New fiber optic wires can carry a two-hour movie in 31 millionths of a second. Hedge funds already make trades in a fraction of that time. And when you pay a bill online, money disappears from your account at high velocity.
So why does money take so long to appear in your account? Why, when you want to move cash from one account to another, is it faster to walk it there -- even if it's a really long walk?
Behind every check written, card swiped and paycheck delivered is an antiquated payment system that isn't real time. About $80 trillion a year flows by fits and starts through a Rube Goldberg-like set of interlocking payment networks. The most prominent is the Automated Clearing House, or ACH, now celebrating its 40th birthday. These networks carry funds electronically, yes. But they often only sync up with banks once a day. In other words, if you miss today's only flight off Kiribati, then you have to wait for tomorrow's.
It can take a customer of a U.S. bank more than three days to transfer funds to another U.S. bank. Banks haven't seen an advantage in speeding that up, even though the lag is painful for businesses and families. Purchases don't always clear before a store owner has to pony up for more inventory. Families get hit with overdraft fees when checks really are in the mail.
The old networks are even slowing down new, real-time networks. Technically, digital money is no different than bits in an email. Networks like PayPal, Google Wallet and Venmo treat money the same way and with the same speed as email. Then these speedy networks hit a wall: the old, leisurely banking networks. Roommates paying rent or diners splitting a check can swap money on Venmo in seconds. But then they might wait two days for it to transfer over to their bank accounts.
Not only do the U.S.'s almost-7,000 banks wait to settle transactions with each other in batches, they only work business days. Even if your money catches today's flight, in other words, it can miss a connection and spend all weekend in limbo.

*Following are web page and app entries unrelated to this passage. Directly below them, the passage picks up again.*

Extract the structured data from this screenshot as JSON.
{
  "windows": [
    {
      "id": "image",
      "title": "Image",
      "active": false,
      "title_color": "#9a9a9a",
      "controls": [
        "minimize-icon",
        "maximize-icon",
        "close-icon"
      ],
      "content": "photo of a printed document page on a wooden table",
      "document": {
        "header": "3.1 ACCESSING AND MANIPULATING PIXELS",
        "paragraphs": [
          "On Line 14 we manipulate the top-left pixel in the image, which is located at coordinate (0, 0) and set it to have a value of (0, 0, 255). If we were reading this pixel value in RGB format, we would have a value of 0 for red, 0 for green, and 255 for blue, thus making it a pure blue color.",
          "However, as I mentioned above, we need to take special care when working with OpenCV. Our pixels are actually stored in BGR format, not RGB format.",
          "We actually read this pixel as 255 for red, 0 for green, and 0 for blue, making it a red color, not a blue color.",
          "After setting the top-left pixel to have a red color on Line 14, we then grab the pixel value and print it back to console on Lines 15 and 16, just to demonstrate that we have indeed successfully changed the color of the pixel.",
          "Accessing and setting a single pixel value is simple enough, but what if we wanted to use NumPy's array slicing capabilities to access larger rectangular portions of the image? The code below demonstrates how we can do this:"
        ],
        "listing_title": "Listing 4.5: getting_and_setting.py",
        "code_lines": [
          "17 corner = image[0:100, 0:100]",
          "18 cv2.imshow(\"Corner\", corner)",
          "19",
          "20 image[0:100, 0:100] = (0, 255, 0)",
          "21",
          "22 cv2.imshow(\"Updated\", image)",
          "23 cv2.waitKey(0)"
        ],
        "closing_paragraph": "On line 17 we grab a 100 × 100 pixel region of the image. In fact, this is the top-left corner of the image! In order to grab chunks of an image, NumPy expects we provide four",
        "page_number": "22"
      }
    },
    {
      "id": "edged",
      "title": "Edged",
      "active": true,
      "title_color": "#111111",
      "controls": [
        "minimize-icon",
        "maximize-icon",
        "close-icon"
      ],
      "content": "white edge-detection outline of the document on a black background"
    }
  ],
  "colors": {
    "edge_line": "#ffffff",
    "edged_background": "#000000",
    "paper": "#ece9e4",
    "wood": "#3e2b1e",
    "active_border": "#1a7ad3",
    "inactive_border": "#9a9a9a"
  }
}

What the U.S. needs, the Federal Reserve said last month, is an entirely “new infrastructure” to keep banks connected day, night and through the weekend. Then last week, the Clearing House, a group owned by the largest banks, said it would build a real-time payment network. It didn't specify a time frame or release cost estimates. It did say your bank would credit your account immediately and settle up with the payer's bank later. The Fed estimates businesses could save $10 to $40 billion with a more efficient network.
It could spur lots of other innovations -- or what seems like innovation in the laggard world of electronic funds. A farmer dropping off lettuce at a restaurant could go home to find payment already in his account, for example; he would have the money as instantly as he did in Roman times when cash was king. Better yet, if money moved faster, struggling businesses and poor families would have more wiggle room to manage cash and stay out of debt.
Banks have been procrastinating on an upgrade. They worry changing over 1970s-era networks will be a big hassle. A 24/7 system will need to sync with bank's old batch systems, which are designed to need maintenance on Sundays. And, if popular enough, real-time payments could threaten banks' annual collection of $30 billion in overdraft fees and more than $12 billion in card fees.
Three dozen other countries already have a real-time payment network. Either governments forced banks to speed up, or private networks saw a business opportunity. Japan's is more than 40 years old. Meanwhile, 316 million Americans wait for a time when computers and fiber optic cables will be as fast as old, cold cash.